In the second section of the scene, Cassius attempts to discern Brutus' position on Caesar as king. This introduces the conspiracy element to the play, as well as Brutus' love for both his friend Caesar and for his country. Unlike most of Rome, Brutus is not celebrating Caesar's victory because he knows that Caesar is almost certain to become king. Although Caesar is already Emperor, it is an appointed military position, and the Roman Senate is the body that holds the true power in Rome. By making Caesar king, Caesar would have absolute power for the rest of his life and then pass down that power to his heir, and the Senate would be at his mercy. Brutus, having been born a "free man," resists the tyranny that such an appointment could represent, although he loves and values Caesar as his best friend. Cassius also resists the idea of Caesar becoming king, but it is clear in this scene that Cassius resents Caesar's rise to power, especially considering that Caesar is epileptic, deaf in one ear, physically weak, and no greater than any other man. Cassius attempts to manipulate Brutus into participating in the conspiracy to come, using Brutus' love for the empire and his devotion to freedom as means. Brutus, however, is aware of the "dangers" into which Cassius would lead him, and hesitates until he learns from Casca that Marc Antony has tried to give Caesar a crown, which leads him to agree to meet Cassius the next day.

The failed coronation leads back to the nature of Caesar's character. As reported by Casca, Caesar is offered a laurel or coronet three times in this scene, and refuses all three times. The purpose of this, from Casca's view, is to win the crowd's approval.

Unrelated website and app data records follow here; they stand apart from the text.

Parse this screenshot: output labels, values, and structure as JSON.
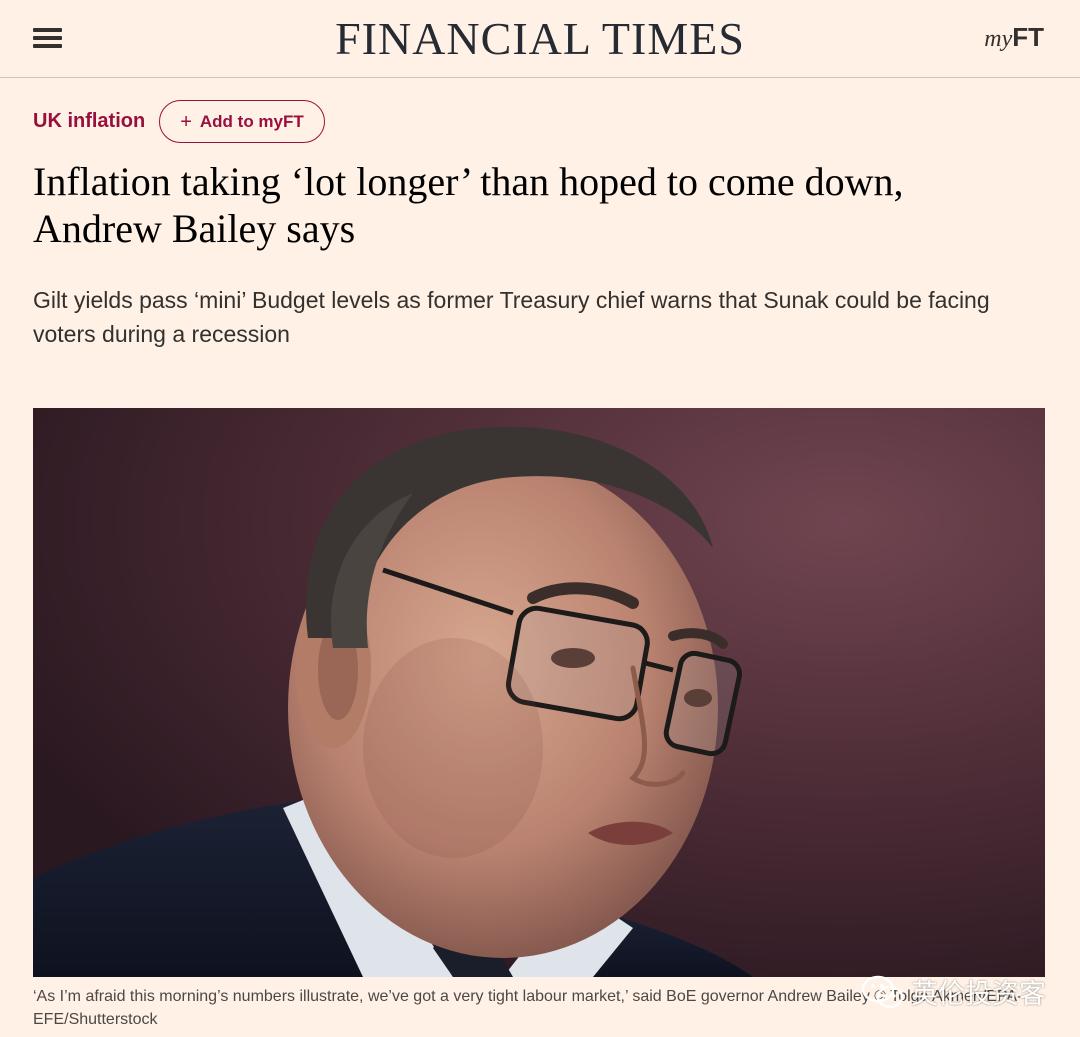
{
  "header": {
    "masthead": "FINANCIAL TIMES",
    "myft_prefix": "my",
    "myft_suffix": "FT",
    "menu_icon": "hamburger-menu-icon"
  },
  "article": {
    "topic": "UK inflation",
    "add_to_myft": "Add to myFT",
    "headline": "Inflation taking ‘lot longer’ than hoped to come down, Andrew Bailey says",
    "standfirst": "Gilt yields pass ‘mini’ Budget levels as former Treasury chief warns that Sunak could be facing voters during a recession",
    "caption": "‘As I’m afraid this morning’s numbers illustrate, we’ve got a very tight labour market,’ said BoE governor Andrew Bailey © Tolga Akmen/EPA-EFE/Shutterstock"
  },
  "watermark": {
    "text": "英伦投资客",
    "icon": "wechat-icon"
  },
  "colors": {
    "background": "#fff1e5",
    "accent": "#990f3d",
    "text": "#33302e"
  }
}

Caesar also knows that without the approval of the Roman Senate, the crown means very little, which is why Casca refers to the incident as "mere foolery." Caesar's action here is amplified by a sudden swoon, which leads the...

(The entire section is 4,597 words.)